2. Heat oil in heavy-bottomed 12-inch non-stick skillet over medium-high heat until shimmering. Add potatoes cut side down in a single layer;cook, without stirring, until golden brown (oil should sizzle but not smoke), 5 to 7 minutes. Using tongs, turn potatoes skin side down if using halved small potatoes, or second cut side if using quartered medium potatoes; cook, without stirring, until deep golden brown, 5 to 6 minutes longer. Stir potatoes, then redistribute in a single layer. Reduce heat to medium-low, cover, and cook until potatoes are tender (paring knife can be inserted into potatoes with no resistance, 6 to 9 minutes.

3. When potatoes are tender, sprinkle with salt and pepper and toss or stir gently to combine; serve immediately.


Combine 1 ½ tsp minced garlic or pressed garlic and 2 tsp fresh minced rosemary in a small bowl. Follow recipe for skillet-roasted potatoes; after seasoning potatoes with salt and pepper in step 3, clear center of skillet and add garlic and rosemary mixture. Cook over medium heat, mashing with heatproof rubber spatula, until fragrant, about 45 seconds, then stir the mixture into potatoes.


Combine 2 tsp grated lemon zest and 2 T minced fresh chives in small bowl. Follow the recipe for skillet-roasted potatoes with salt and pepper in step 3, stir in lemon zest and chives into potatoes.


Stir together 1 tsp chili powder, 1 tsp sweet paprika, ½ tsp ground cumin, and 1/4 tsp cayenne in a small bowl.
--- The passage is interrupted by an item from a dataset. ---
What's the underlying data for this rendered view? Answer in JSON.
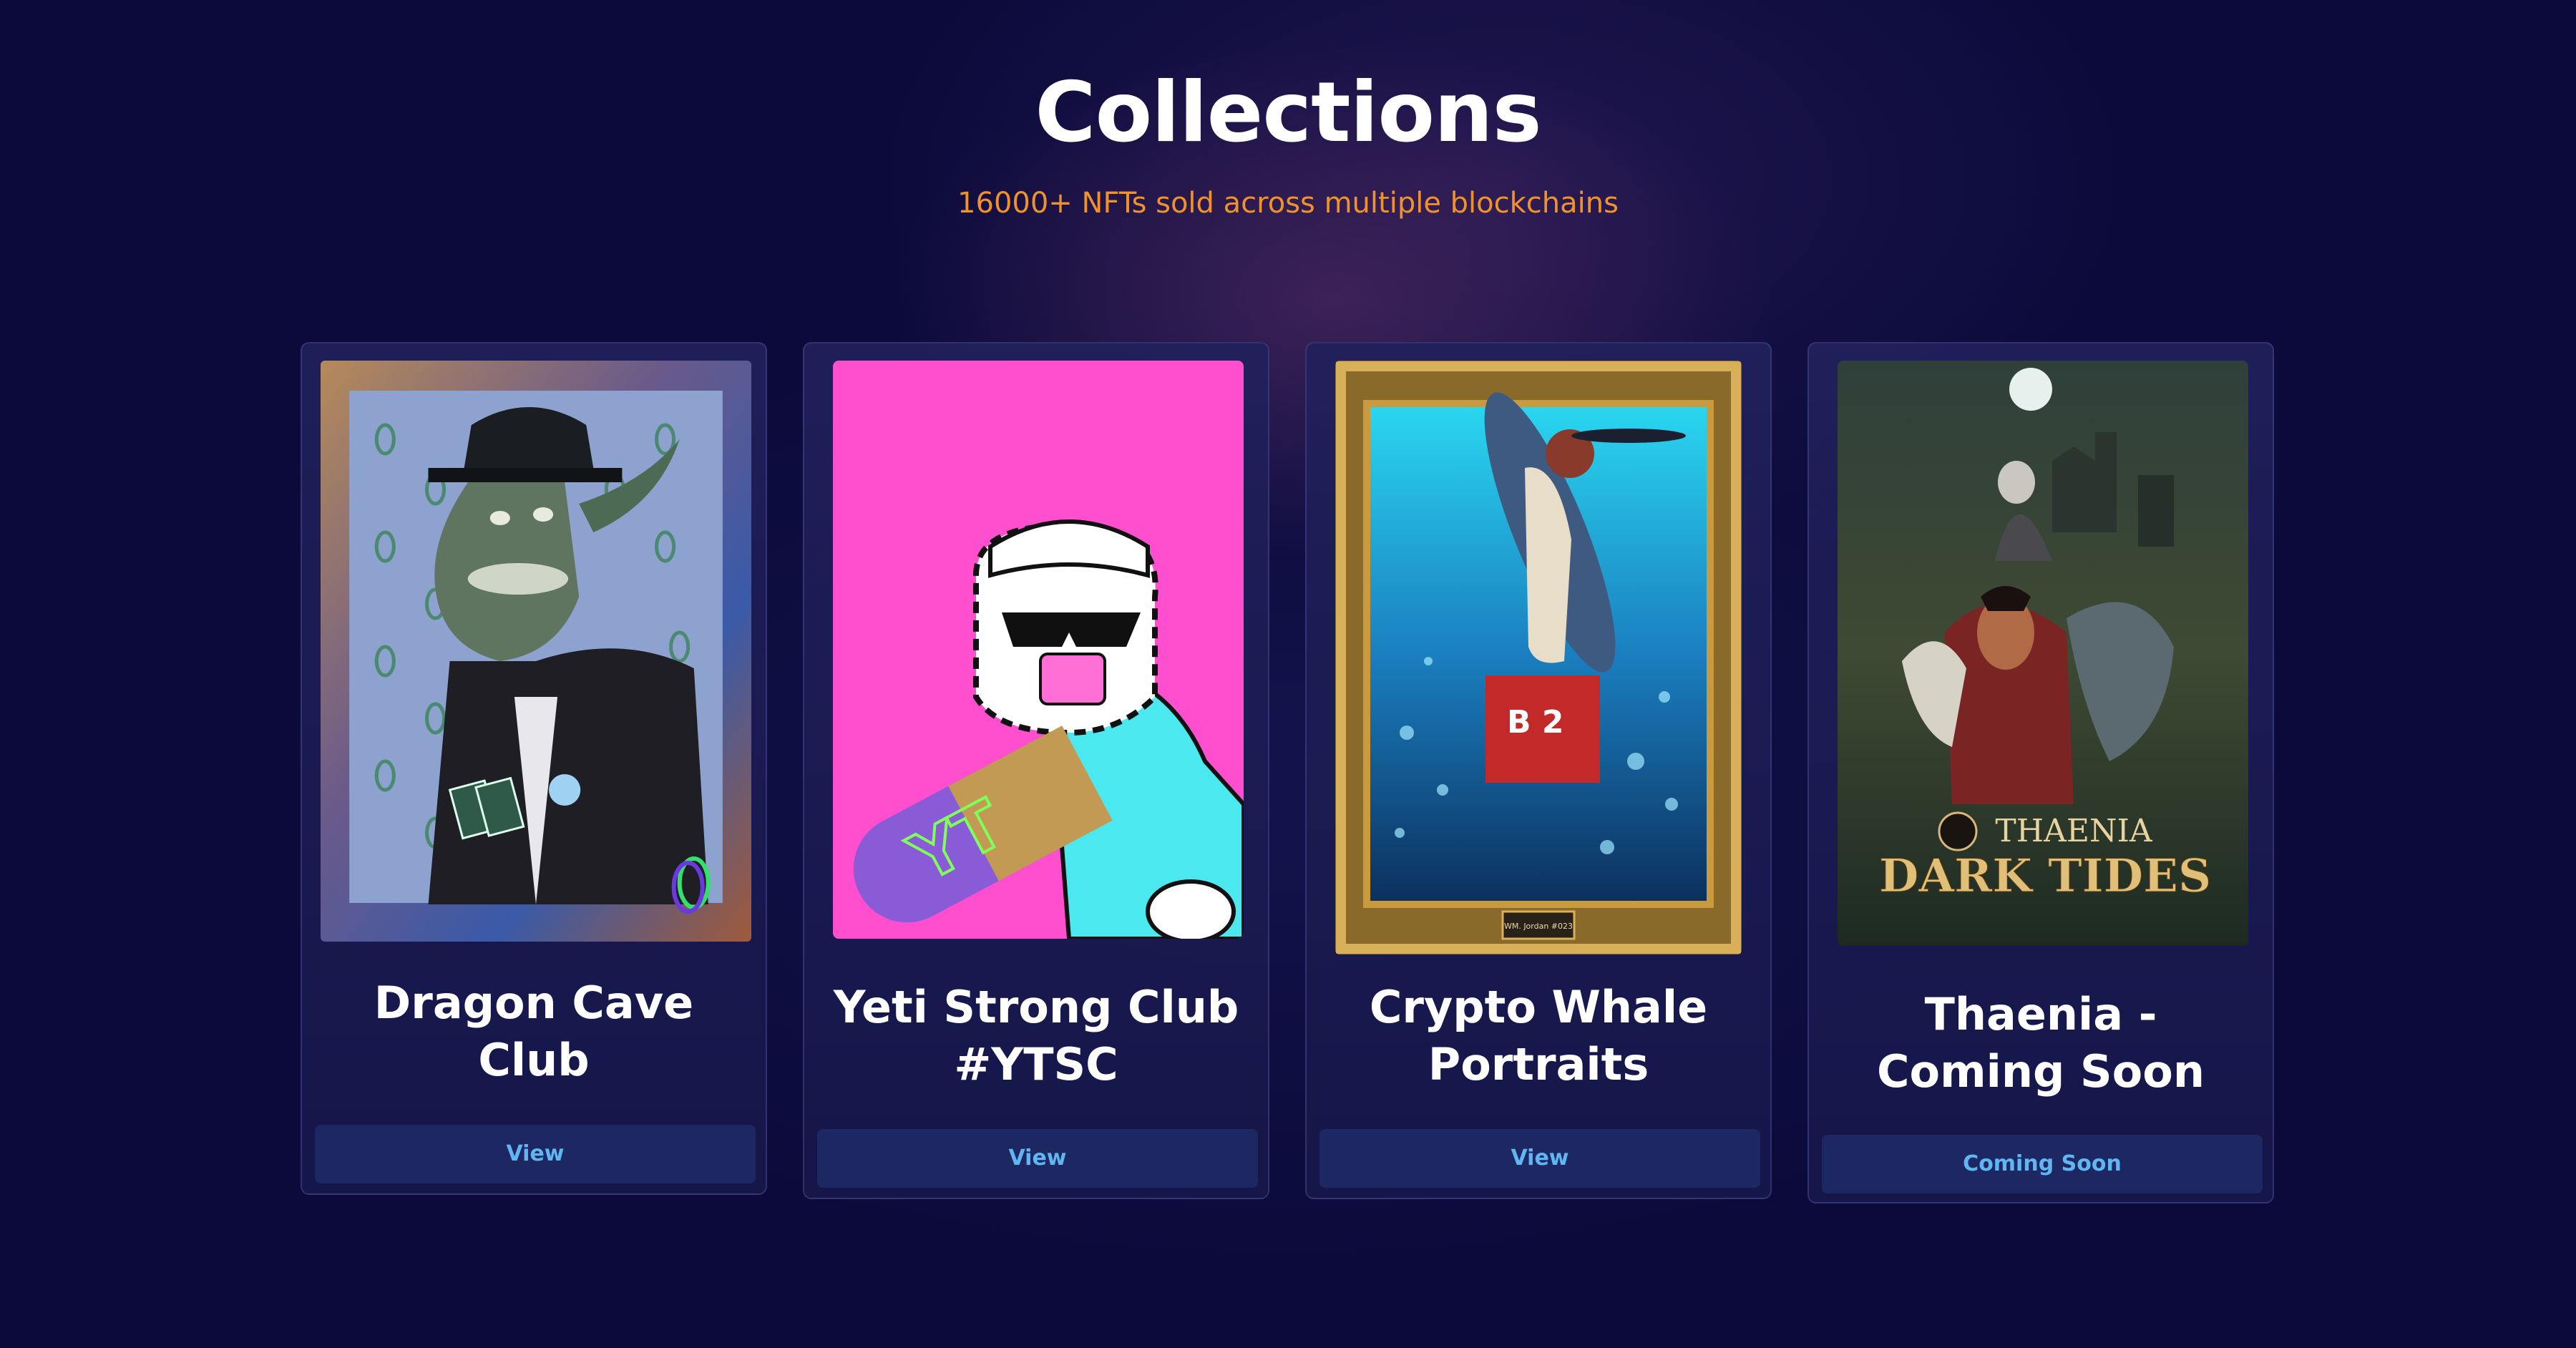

Follow recipe for skillet roasted potatoes, substituting chili mixture for black pepper and cooking seasoned potatoes over medium-low heat until spices are fragrant, about 30 seconds.